to form a lasting partnership of mutual trust and understanding, or any other
genuine and good reason for keeping them.
So remember: Choose the right one for
the right reasons
onset of winter sees the emergence of those horse and pony owners who contact
Baxters Rescue to take their unwanted horses and ponies and they have a myriad
of reasons for being unable to keep their animals. With the arrival of spring,
we see the same people advertising for new horses and ponies.
This practice goes on repeatedly
every year and these irresponsible owners continue to pass on to others, horses
and ponies that were unsuitable for them from the outset, yet undeterred they
are back out in the market place looking for their next summer ‘hottie’ to
acquire and show off.
The result is; equines that are being
systematically passed from one owner to another, with little or no opportunity
of finding a proper home with someone who understands and is committed to
offering them the stable environment they need and deserve.
The consequences are often dire for
these equines, with many being euthanased because they are considered by many
people to be out of control.
Some could say the same for the
behaviour of children and young adults, who have been passed from home to home
or abandoned by those they trust. These issues in humans are acknowledged
globally as a very real problem.
If these owners / keepers actually
knew anything about horses and ponies, they would identify equines suffer the
same problems as humans. It is universally acknowledged equines take time to
trust and until this phase has been completed, they are apt to be flighty and
often difficult when in strange surroundings and rightly so!
Just when they are getting used to
their home, the serial offender has them on a trailer and away they go to
another person at another place, so the process begins all over again and it is
little wonder horses and ponies have these problems.
The solution to this ongoing problem
is simple however, achieving it for some people appears to be next to
So this Seasonal Silliness will
continue unabated, until additional legislation is introduced that stops the
behaviour of these irresponsible owners outright.
Until then, we continue to say a
silent prayer for those poor lost horses and ponies.
of the weather conditions or the time of day / night, the horses and ponies
welfare takes priority.
If you are not prepared to do what it
takes when it is needed, throughout many hours of the day, 7 days a week, and
you still want to own a horse or pony, you should consider placing them in

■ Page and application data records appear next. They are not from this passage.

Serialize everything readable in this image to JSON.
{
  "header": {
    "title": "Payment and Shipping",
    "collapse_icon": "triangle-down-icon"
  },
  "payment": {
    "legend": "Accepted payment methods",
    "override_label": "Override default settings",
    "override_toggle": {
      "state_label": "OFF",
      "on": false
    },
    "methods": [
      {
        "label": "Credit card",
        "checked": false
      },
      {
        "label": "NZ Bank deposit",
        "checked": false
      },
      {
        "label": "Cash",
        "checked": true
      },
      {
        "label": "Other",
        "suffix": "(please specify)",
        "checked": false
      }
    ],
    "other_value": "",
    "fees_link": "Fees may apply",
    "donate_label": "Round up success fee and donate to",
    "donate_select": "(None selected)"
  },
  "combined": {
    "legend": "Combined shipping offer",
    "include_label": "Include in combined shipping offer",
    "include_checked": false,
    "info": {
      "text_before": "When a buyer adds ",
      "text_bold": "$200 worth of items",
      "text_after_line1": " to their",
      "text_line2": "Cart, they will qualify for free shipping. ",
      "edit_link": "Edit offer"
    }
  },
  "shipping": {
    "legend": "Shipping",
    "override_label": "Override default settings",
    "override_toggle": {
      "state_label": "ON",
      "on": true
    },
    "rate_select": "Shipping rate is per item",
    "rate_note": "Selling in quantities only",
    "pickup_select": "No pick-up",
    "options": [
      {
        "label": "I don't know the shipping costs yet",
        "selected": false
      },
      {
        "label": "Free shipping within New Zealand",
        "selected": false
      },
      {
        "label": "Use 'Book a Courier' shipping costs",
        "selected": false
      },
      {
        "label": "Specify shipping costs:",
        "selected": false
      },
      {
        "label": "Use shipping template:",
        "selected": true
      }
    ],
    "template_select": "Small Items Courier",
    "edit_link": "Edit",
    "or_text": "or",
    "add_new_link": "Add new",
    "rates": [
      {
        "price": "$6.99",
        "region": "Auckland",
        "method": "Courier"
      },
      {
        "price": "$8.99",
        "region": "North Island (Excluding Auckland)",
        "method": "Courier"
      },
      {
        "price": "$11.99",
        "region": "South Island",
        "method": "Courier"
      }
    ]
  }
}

assisted or full livery, where help is available from other residents and yard
is your responsibility to fully understand your horse or ponies welfare needs
and what the law requires you to do, to meet those needs.
Welfare Act 2006